Erectile dysfunction: what is it?
Erectile dysfunction, more commonly called "soft erection", results in the inability to maintain, or even in the most serious cases to acquire, a strong erection for sexual intercourse. To be diagnosed as such, this erectile disorder must occur several times for a minimum of 3 months. Small "occasional breakdowns" due to temporary tension or fatigue are therefore excluded… Contrary to certain received ideas, this is a frequent problem: according to scientific studies, more than 50% of men aged 40 to 70 years are indeed affected by erectile dysfunction! Between the feeling of guilt, shame and frustration, it is unfortunately still a taboo problem which can prove to be disabling for both partners but which, fortunately, is not without solutions…
Soft erection: Multiple causes…
A so-called normal erection involves the proper functioning of the nervous, hormonal, muscular, circulatory and brain systems. Their synergy allows the blood filling and, in fact, the increase in volume and firmness of the erectile tissues of the penis. The causes of erectile dysfunction can thus be physiological, but also psychological, or involve both at the same time. They are many and varied…
This type of dysfunction is more common in men over the age of 50. Its installation is gradual. It results in an absence of morning or night erections and makes it impossible to maintain, or even obtain, an erection, regardless of the quality or quantity of sexual stimulation.
Physiological erectile dysfunction can thus be caused by:
– Diabetes. One to two thirds of diabetics are affected by erectile dysfunction. Unstable blood sugar can indeed disrupt the chemical process induced by sexual stimulation and allowing erection. By lowering the amount of nitric oxide in the body, the hyperglycemia generated by diabetes also leads to a drop in blood flow to the penis, resulting in a soft erection. – Disorders of the vascular system such as atherosclerosis, an arterial degeneration caused by the accumulation of lipid plaques of atheroma preventing a normal flow of blood in the vessels of the penis. – Hypertension is also often responsible for impotence in men. – Taking certain medicinal treatments such as antidepressants, antipsychotics, anxiolytics and anti-epileptics which can induce erectile dysfunction. – Smoking which, according to studies, increases the risk of erectile dysfunction by 30 to 70%. The toxic substances in tobacco promote the arterial hypertension and atherosclerosis mentioned above, as well as the non-sealing of the vascular system of the penis. Peyronie's disease, which affects 1% of men and results in an abnormal deformation of the erect penis due to fibrous thickening. Although often benign, it can however, in some cases, generate severe pain during erection, or even completely prevent it. – Removal of the prostate which can cause damage to the nerves connecting the prostate to the penis. – Certain diseases of the nervous system, such as multiple sclerosis, which prevent good communication between the cerebral and genital systems. – Hormonal disorders, widespread especially among people practicing bodybuilding and using steroids.

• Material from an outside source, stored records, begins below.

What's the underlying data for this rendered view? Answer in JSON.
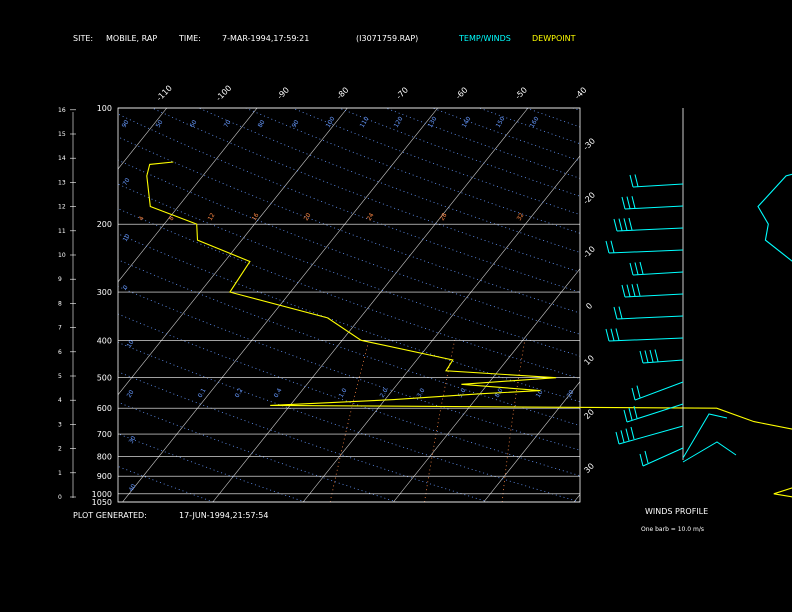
{
  "header": {
    "site_label": "SITE:",
    "site_value": "MOBILE, RAP",
    "time_label": "TIME:",
    "time_value": "7-MAR-1994,17:59:21",
    "file_id": "(I3071759.RAP)",
    "legend_temp": "TEMP/WINDS",
    "legend_dew": "DEWPOINT"
  },
  "footer": {
    "plot_label": "PLOT GENERATED:",
    "plot_value": "17-JUN-1994,21:57:54",
    "winds_title": "WINDS PROFILE",
    "barb_note": "One barb = 10.0 m/s"
  },
  "colors": {
    "temp": "#00ffff",
    "dewpoint": "#ffff00",
    "isotherm": "#ffffff",
    "dry_adiabat": "#6699ff",
    "mixing_ratio": "#ff8844",
    "axis": "#ffffff"
  },
  "chart_data": {
    "type": "line",
    "title": "",
    "pressure_ticks": [
      100,
      200,
      300,
      400,
      500,
      600,
      700,
      800,
      900,
      1000,
      1050
    ],
    "height_ticks": [
      0,
      1,
      2,
      3,
      4,
      5,
      6,
      7,
      8,
      9,
      10,
      11,
      12,
      13,
      14,
      15,
      16
    ],
    "top_temp_ticks": [
      -110,
      -100,
      -90,
      -80,
      -70,
      -60,
      -50,
      -40
    ],
    "right_temp_ticks": [
      -30,
      -20,
      -10,
      0,
      10,
      20,
      30
    ],
    "theta_labels": [
      {
        "v": "90"
      },
      {
        "v": "50"
      },
      {
        "v": "60"
      },
      {
        "v": "70"
      },
      {
        "v": "80"
      },
      {
        "v": "90"
      },
      {
        "v": "100"
      },
      {
        "v": "110"
      },
      {
        "v": "120"
      },
      {
        "v": "130"
      },
      {
        "v": "140"
      },
      {
        "v": "150"
      },
      {
        "v": "160"
      },
      {
        "v": "70"
      },
      {
        "v": "10"
      },
      {
        "v": "0"
      },
      {
        "v": "10"
      },
      {
        "v": "20"
      },
      {
        "v": "30"
      },
      {
        "v": "40"
      }
    ],
    "mixing_labels": [
      "4",
      "8",
      "12",
      "16",
      "20",
      "24",
      "28",
      "32",
      "0.1",
      "0.2",
      "0.4",
      "1.0",
      "2.0",
      "3.0",
      "5.0",
      "8.0",
      "10",
      "20"
    ],
    "series": [
      {
        "name": "TEMP/WINDS",
        "points": [
          [
            1030,
            27.6
          ],
          [
            1000,
            27
          ],
          [
            950,
            26.2
          ],
          [
            900,
            28.8
          ],
          [
            850,
            27
          ],
          [
            800,
            30.1
          ],
          [
            750,
            32.4
          ],
          [
            700,
            32.9
          ],
          [
            650,
            32.6
          ],
          [
            600,
            33.3
          ],
          [
            550,
            31.7
          ],
          [
            500,
            30.2
          ],
          [
            450,
            25.6
          ],
          [
            400,
            19.1
          ],
          [
            350,
            15.8
          ],
          [
            300,
            9
          ],
          [
            250,
            2.9
          ],
          [
            220,
            -2
          ],
          [
            200,
            -3.1
          ],
          [
            180,
            -5.8
          ],
          [
            150,
            -5.4
          ],
          [
            130,
            2
          ]
        ]
      },
      {
        "name": "DEWPOINT",
        "points": [
          [
            1030,
            25.2
          ],
          [
            1000,
            21.4
          ],
          [
            950,
            23.6
          ],
          [
            900,
            23.6
          ],
          [
            850,
            21.6
          ],
          [
            800,
            23.2
          ],
          [
            750,
            22.7
          ],
          [
            700,
            21
          ],
          [
            650,
            12.8
          ],
          [
            600,
            7.5
          ],
          [
            590,
            -42.2
          ],
          [
            570,
            -29
          ],
          [
            550,
            -19.8
          ],
          [
            540,
            -13.6
          ],
          [
            520,
            -22.9
          ],
          [
            500,
            -13
          ],
          [
            480,
            -25.8
          ],
          [
            450,
            -26
          ],
          [
            400,
            -37.9
          ],
          [
            350,
            -43.6
          ],
          [
            300,
            -56.7
          ],
          [
            250,
            -57.2
          ],
          [
            220,
            -64.9
          ],
          [
            200,
            -66.4
          ],
          [
            180,
            -73.1
          ],
          [
            150,
            -76.2
          ],
          [
            140,
            -76.9
          ],
          [
            138,
            -74.5
          ]
        ]
      }
    ],
    "winds_profile": {
      "levels": 13
    }
  }
}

This type of dysfunction results in the preservation of a morning or night erection. Its onset is sudden and linked to specific circumstances.
Psychological erectile dysfunction is generally caused by:
– Marriage problems. – A weariness or trivialization of the sexual relationship. – Severe tiredness. – Financial or professional difficulties. – Performance anxiety during sex.
Soft erection: The solutions!
Solutions exist for most individuals suffering from erectile dysfunction.
For disorders of physiological origin, the doctor can prescribe to his patient:
– Oral treatments, such as Tadalafil, Sildenafil or Male extra, allowing the dilation of the blood vessels of the penis. – A trans-urethral treatment, that is to say the insertion into the urethra of a tiny suppository allowing the relaxation of the muscles of the penis. – An anti-tobacco treatment via, in particular, nicotine substitutes. – The adoption of a diet less rich in fats and the regular practice of exercise allowing better oxygenation and better blood flow. – Peyronie's disease treatment or surgery. – Penile injections consisting of the introduction of prostaglandin into the penis. – As a very last resort, an inflatable silicone penile implant implanted under the skin of the penis.
With regard to disorders of psychological origin, the solutions are:
– Good communication between partners which can be improved by couple visits to a sexologist. – Relativization. – The practice of relaxation exercises such as yoga. – A rediscovery of one's sexuality via various stimulations such as caresses and kisses.